Working at a startup allows employees to work on various projects, often outside their specific title, the team is focused on the company goals and happy whenever someone can roll up their sleeves and get the task done. However, as companies grow employees are often siloed into specific roles and responsibilities, layers of middle management are added, and stepping outside your department could be considered poor behavior.
This creates an odd situation, where the employees that made a company grow and succeed are now being forced into more defined roles and responsibilities, and their opportunities to work on broader initiatives or cross-departmental projects often disappear. While this can be a natural part of a company's growth, it can also limit employees' career development and often pushes the best people away.
Working at a smaller company can be incredibly beneficial.
Benefits of Being a Generalist When you're just starting out in your career, it can be difficult to know exactly what you want to do – and even if you do have a clear idea, you may not have the experience or qualifications to pursue it yet. Working at a startup allows you to gain a wide range of skills and experiences, which can be valuable in any future role you pursue. Being a generalist can also make you a more versatile employee, able to adapt to changing circumstances and take on new challenges.
Opportunities for Cross-Functional Work at a smaller company often mean that you'll have the opportunity to work on projects and initiatives that span multiple departments. This can be incredibly valuable, as it allows you to gain a better understanding of how the different parts of a business work together. It also gives you a chance to build relationships with people across the company, which can be useful for networking and career growth.
Challenges of Being Placed in a Defined Role While being placed in a more defined role can be helpful in some ways – for example, it can make it easier to focus on your specific responsibilities – it can also be limiting. If you're not given the opportunity to work on broader initiatives or cross-departmental projects, you may find that your skills and experiences are becoming more narrow over time. This can make it harder to grow and develop your career.

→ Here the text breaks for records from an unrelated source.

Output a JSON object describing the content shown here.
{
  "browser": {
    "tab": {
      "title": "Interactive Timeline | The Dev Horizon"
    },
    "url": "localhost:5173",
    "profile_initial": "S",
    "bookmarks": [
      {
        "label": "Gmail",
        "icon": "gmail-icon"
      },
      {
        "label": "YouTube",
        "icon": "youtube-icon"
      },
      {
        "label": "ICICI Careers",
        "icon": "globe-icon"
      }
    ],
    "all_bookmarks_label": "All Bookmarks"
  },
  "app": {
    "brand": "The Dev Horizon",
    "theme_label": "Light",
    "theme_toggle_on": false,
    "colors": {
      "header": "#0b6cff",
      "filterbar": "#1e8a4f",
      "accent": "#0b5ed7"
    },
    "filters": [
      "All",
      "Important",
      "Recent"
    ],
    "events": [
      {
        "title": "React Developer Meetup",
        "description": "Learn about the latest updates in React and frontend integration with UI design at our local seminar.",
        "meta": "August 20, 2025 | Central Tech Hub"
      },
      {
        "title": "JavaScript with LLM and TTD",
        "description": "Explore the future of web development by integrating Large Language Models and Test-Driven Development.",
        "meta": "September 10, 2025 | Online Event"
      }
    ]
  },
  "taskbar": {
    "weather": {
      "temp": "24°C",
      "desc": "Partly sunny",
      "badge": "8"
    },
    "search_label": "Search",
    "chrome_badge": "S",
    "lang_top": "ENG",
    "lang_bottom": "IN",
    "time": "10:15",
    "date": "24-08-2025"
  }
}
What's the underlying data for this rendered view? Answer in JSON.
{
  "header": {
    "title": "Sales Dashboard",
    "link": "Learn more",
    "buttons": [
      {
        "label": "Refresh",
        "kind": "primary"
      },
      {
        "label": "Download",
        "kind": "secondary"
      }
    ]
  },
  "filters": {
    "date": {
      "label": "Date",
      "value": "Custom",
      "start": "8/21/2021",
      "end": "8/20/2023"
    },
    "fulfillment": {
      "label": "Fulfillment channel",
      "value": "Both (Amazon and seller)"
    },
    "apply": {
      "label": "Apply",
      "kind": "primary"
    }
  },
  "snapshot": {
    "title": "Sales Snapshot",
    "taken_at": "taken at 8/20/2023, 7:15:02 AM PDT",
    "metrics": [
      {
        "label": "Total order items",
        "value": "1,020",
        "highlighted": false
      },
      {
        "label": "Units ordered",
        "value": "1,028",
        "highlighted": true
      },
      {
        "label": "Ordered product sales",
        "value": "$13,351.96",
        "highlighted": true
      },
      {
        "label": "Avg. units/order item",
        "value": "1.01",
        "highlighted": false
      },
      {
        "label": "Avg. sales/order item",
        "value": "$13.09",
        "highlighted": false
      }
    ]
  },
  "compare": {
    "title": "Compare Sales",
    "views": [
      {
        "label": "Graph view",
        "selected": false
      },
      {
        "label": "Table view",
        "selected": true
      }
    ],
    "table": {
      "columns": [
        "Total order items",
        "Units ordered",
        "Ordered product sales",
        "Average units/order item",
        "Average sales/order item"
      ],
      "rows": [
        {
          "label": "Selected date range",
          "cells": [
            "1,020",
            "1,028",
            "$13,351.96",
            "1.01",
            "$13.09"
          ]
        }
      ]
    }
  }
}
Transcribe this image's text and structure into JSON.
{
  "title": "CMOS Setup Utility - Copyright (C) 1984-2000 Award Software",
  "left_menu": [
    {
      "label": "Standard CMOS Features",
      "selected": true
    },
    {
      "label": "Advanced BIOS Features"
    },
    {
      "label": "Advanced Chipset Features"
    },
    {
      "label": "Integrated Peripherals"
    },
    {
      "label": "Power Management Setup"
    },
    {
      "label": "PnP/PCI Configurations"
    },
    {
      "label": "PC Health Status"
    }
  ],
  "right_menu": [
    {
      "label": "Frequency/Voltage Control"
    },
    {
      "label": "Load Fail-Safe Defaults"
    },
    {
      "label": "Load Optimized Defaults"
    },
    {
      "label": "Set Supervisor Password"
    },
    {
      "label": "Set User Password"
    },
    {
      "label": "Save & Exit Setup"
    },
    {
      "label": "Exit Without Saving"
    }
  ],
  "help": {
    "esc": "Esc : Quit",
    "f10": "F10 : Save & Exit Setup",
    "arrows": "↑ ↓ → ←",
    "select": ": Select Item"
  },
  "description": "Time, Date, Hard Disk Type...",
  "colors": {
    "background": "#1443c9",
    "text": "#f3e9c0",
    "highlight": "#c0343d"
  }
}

While there are certain benefits (often financial) to working at larger companies, especially as you advance in your career, there are also many advantages to starting out at a smaller company. However, it is weird to consider that the impact you make to drive growth within the company will eventually prompt you to leave.